I’ve heard it consistently or the past few years from people young and old: “Music isn’t as good as it used to be”’
While I’ve heard friends say,“there is still good music – you just have to dig — ” or when my dad claims that “music was just as bad in the 80’s,” I have to say that about this decade’s music just seems like a whole step down in quality compared to the years past.
In my opinion, there is one overarching reason for it all: music streaming services.
Even though streaming apps like Spotify or Apple Music are extremely convenient and give the typical listener hours upon hours of music to lend an ear to, in reality, the careers of today’s musicians are being severely damaged. This can mostly be blamed on the extremely meager amount of money that artists make off of their streams. According to a 2018 article by CNBC, on average, Spotify artists make $0.006 to $0.0084 per stream. This would mean that for a song with 1 million streams, the music rights holders would only make about $8,000. In most cases, a significant amount of the money made by streaming services goes to others involved in the production of the music or to the streaming service itself.. This makes it almost impossible for an artist to make a living purely off of streams.
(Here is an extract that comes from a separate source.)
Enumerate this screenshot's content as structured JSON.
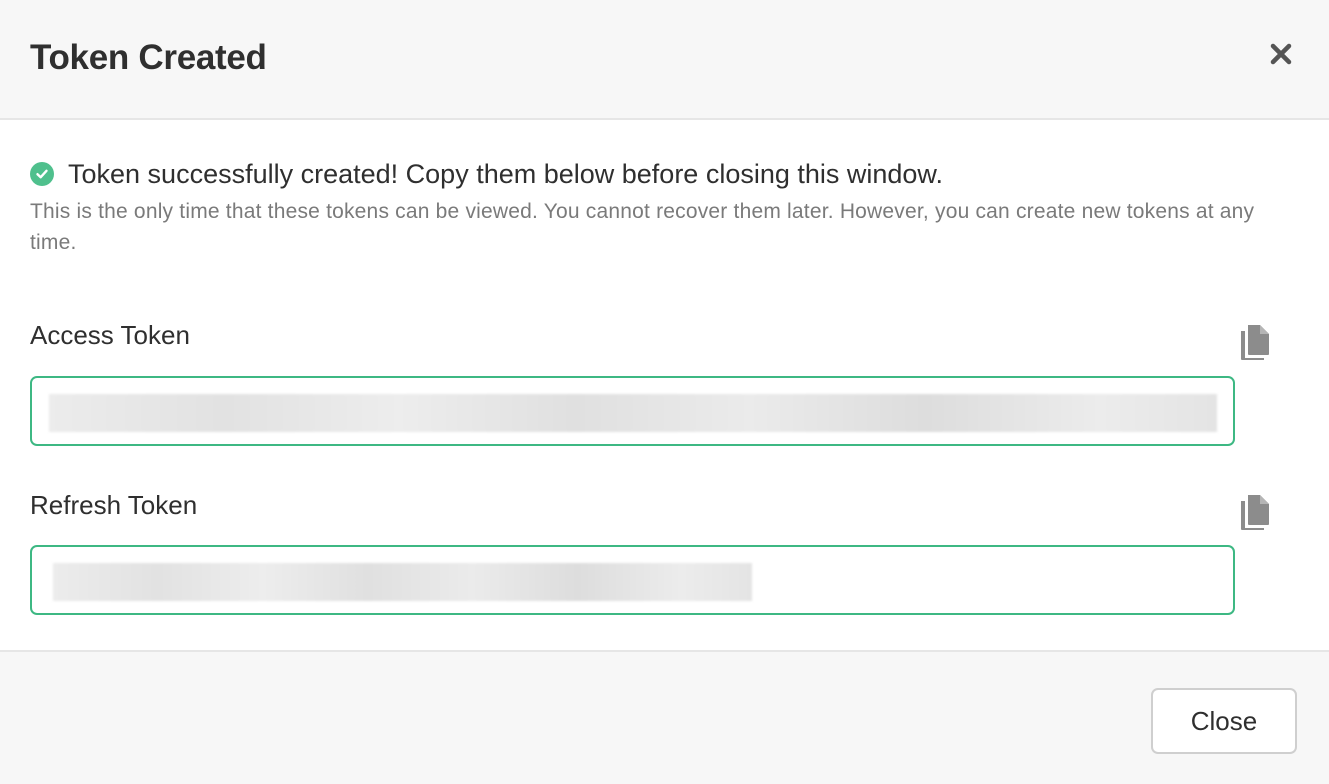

With no other way to make a sizable amount of money, artists are forced to tour relentlessly, sometimes for more than a year at a time, non-stop on the road. Additionally, due to the lack of revenue musicians make, it becomes difficult to stay in the industry, let alone build a long lasting career. This will almost certainly eliminate any power the independent or “indie” movement has, and the huge record labels will have almost complete power over the type of music we consume on a daily basis. To prevent the death of diverse music, fans and artists need to stand up against streaming, and start buying albums again — to save artistry.
This can be accomplished by purchasing digital copies of albums, or going to the many local record stores in the metro, such as Mills Record Company in Westport or Vinyl Renaissance in Overland Park.
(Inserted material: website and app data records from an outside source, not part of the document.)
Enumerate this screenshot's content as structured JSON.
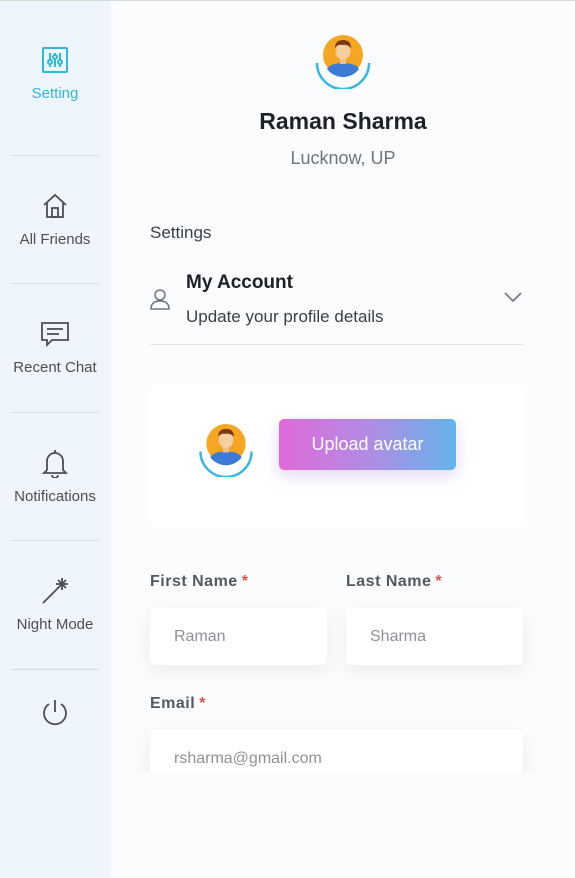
{
  "sidebar": {
    "items": [
      {
        "label": "Setting",
        "icon": "settings-sliders-icon",
        "active": true
      },
      {
        "label": "All Friends",
        "icon": "home-icon"
      },
      {
        "label": "Recent Chat",
        "icon": "chat-icon"
      },
      {
        "label": "Notifications",
        "icon": "bell-icon"
      },
      {
        "label": "Night Mode",
        "icon": "magic-wand-icon"
      },
      {
        "label": "",
        "icon": "power-icon"
      }
    ],
    "accent": "#2fb8dd"
  },
  "profile": {
    "name": "Raman Sharma",
    "location": "Lucknow, UP"
  },
  "settings": {
    "section_label": "Settings",
    "account": {
      "title": "My Account",
      "subtitle": "Update your profile details"
    },
    "upload_label": "Upload avatar"
  },
  "form": {
    "first_name": {
      "label": "First Name",
      "value": "Raman"
    },
    "last_name": {
      "label": "Last Name",
      "value": "Sharma"
    },
    "email": {
      "label": "Email",
      "value": "rsharma@gmail.com"
    },
    "required_mark": "*"
  }
}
Music brings us joy, it excites us and invigorates our lives. It doesn’t matter what genre you enjoy. Without artists collecting the earnings they deserve, the music industry as we’ve always known it, will cease to exist.